In the FEEL phase of a Design Thinking process, students are invited into deeply learning about the topic and the problems associated. It is also the time where student are invited into contacting with their community to evaluate their level of knowledge of the topic or problem and give use to their expertise in order to solve those problems.
STEP 1: Brainstorming about the Moon
Students will discuss about the moon, its appearance, time and position in the sky. Below are a few questions that can be raised:
Is the Moon shape the same everyday?
When is the Moon visible in the sky?
Is it possible to discern any features on the Moon surface?
Does the Moon always show the same face to us?
What path the Moon traces in the sky?
How long does it take for the Moon to repeat its cycle?
Is there night and day in the Moon?
What is Moonlight?
What are moon Eclipses?
First, students should try to answer these questions based on their own knowledge. After this first try, students will be invited to discuss these questions with their families and communities. A summary of their findings after this interaction should be posted on the collaborative platform.
STEP 2: Investigation proposal to address such questions
Students will be asked to perform three types of investigation activities:
The first activity is a practical project. During one month, students will keep a daily observation log registering when they saw the Moon in the sky and how was its appearance. The final product will be a Moon Journal with drawings of the moon as they observe it.
You can download a template here
The second activity discusses Moon phases and can be executed in the classroom. In a dark room, a styrofoam ball representing the Moon, and a light source representing the Sun, students will be able to simulate the changing appearance of the Moon during a full cycle.
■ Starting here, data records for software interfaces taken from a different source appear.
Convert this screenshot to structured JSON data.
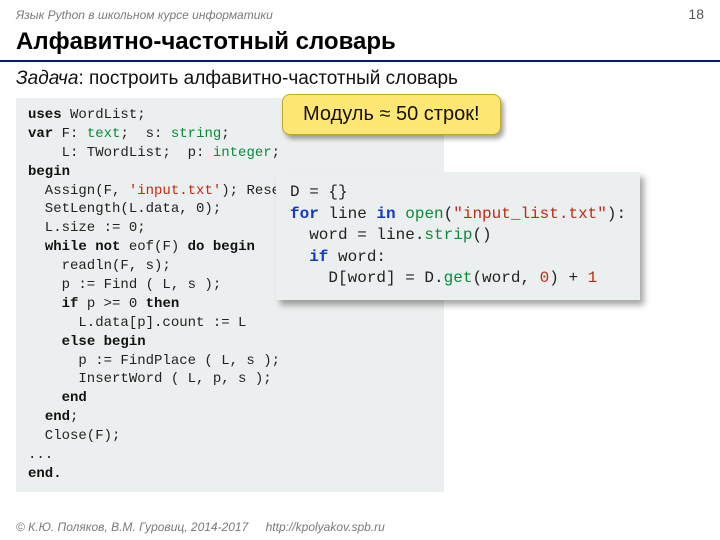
{
  "header": {
    "course": "Язык Python в школьном курсе информатики",
    "page": "18"
  },
  "title": "Алфавитно-частотный словарь",
  "task": {
    "label": "Задача",
    "text": ": построить алфавитно-частотный словарь"
  },
  "callout": "Модуль ≈ 50 строк!",
  "pascal": {
    "l1a": "uses",
    "l1b": " WordList;",
    "l2a": "var",
    "l2b": " F: ",
    "l2c": "text",
    "l2d": ";  s: ",
    "l2e": "string",
    "l2f": ";",
    "l3a": "    L: TWordList;  p: ",
    "l3b": "integer",
    "l3c": ";",
    "l4": "begin",
    "l5a": "  Assign(F, ",
    "l5b": "'input.txt'",
    "l5c": "); Reset(F);",
    "l6": "  SetLength(L.data, 0);",
    "l7": "  L.size := 0;",
    "l8a": "  ",
    "l8b": "while not",
    "l8c": " eof(F) ",
    "l8d": "do begin",
    "l9": "    readln(F, s);",
    "l10": "    p := Find ( L, s );",
    "l11a": "    ",
    "l11b": "if",
    "l11c": " p >= 0 ",
    "l11d": "then",
    "l12": "      L.data[p].count := L",
    "l13a": "    ",
    "l13b": "else begin",
    "l14": "      p := FindPlace ( L, s );",
    "l15": "      InsertWord ( L, p, s );",
    "l16a": "    ",
    "l16b": "end",
    "l17a": "  ",
    "l17b": "end",
    "l17c": ";",
    "l18": "  Close(F);",
    "l19": "...",
    "l20": "end."
  },
  "python": {
    "l1": "D = {}",
    "l2a": "for",
    "l2b": " line ",
    "l2c": "in",
    "l2d": " ",
    "l2e": "open",
    "l2f": "(",
    "l2g": "\"input_list.txt\"",
    "l2h": "):",
    "l3a": "  word = line.",
    "l3b": "strip",
    "l3c": "()",
    "l4a": "  ",
    "l4b": "if",
    "l4c": " word:",
    "l5a": "    D[word] = D.",
    "l5b": "get",
    "l5c": "(word, ",
    "l5d": "0",
    "l5e": ") + ",
    "l5f": "1"
  },
  "footer": {
    "copyright": "© К.Ю. Поляков, В.М. Гуровиц, 2014-2017",
    "url": "http://kpolyakov.spb.ru"
  }
}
In alternative or in addition, they can use the moon phases simulator.
In the third activity, students will learn how to use astronomical software (such as Stellarium ) to simulate a lunar cycle and compare the simulations with their observations.
STEP 3. Collaborating with students from other locations: investigating globally
Globallab is a platform where students can introduce data they have collected, by answering to a form, and then compare it with the same data collected by students all over the world.
Using this platform, students will be able to compare their registers with other participating schools in different regions of the world. It is expected that this comparative study will raise discussions about the different appearance of the Moon in these different locations at the same time, especially locations in different hemispheres.
In case you don't have parent consents, you can create code names for the students and make sure your students use the codes and don't add any personal information in the platform. Each students should create an account and add the information collected.
You can find the project here: https://globallab.org/en/project/cover/my_moon_journal.en.html#.XoYeo4hKg2w
During the process, students should record all the details of their research and make the photographic record and if they want, make short videos of the activity.
Students should keep a constant record of their work here in their OSOS project, including pictures of the whole process and print screens of their most relevant graphics, maps, etc.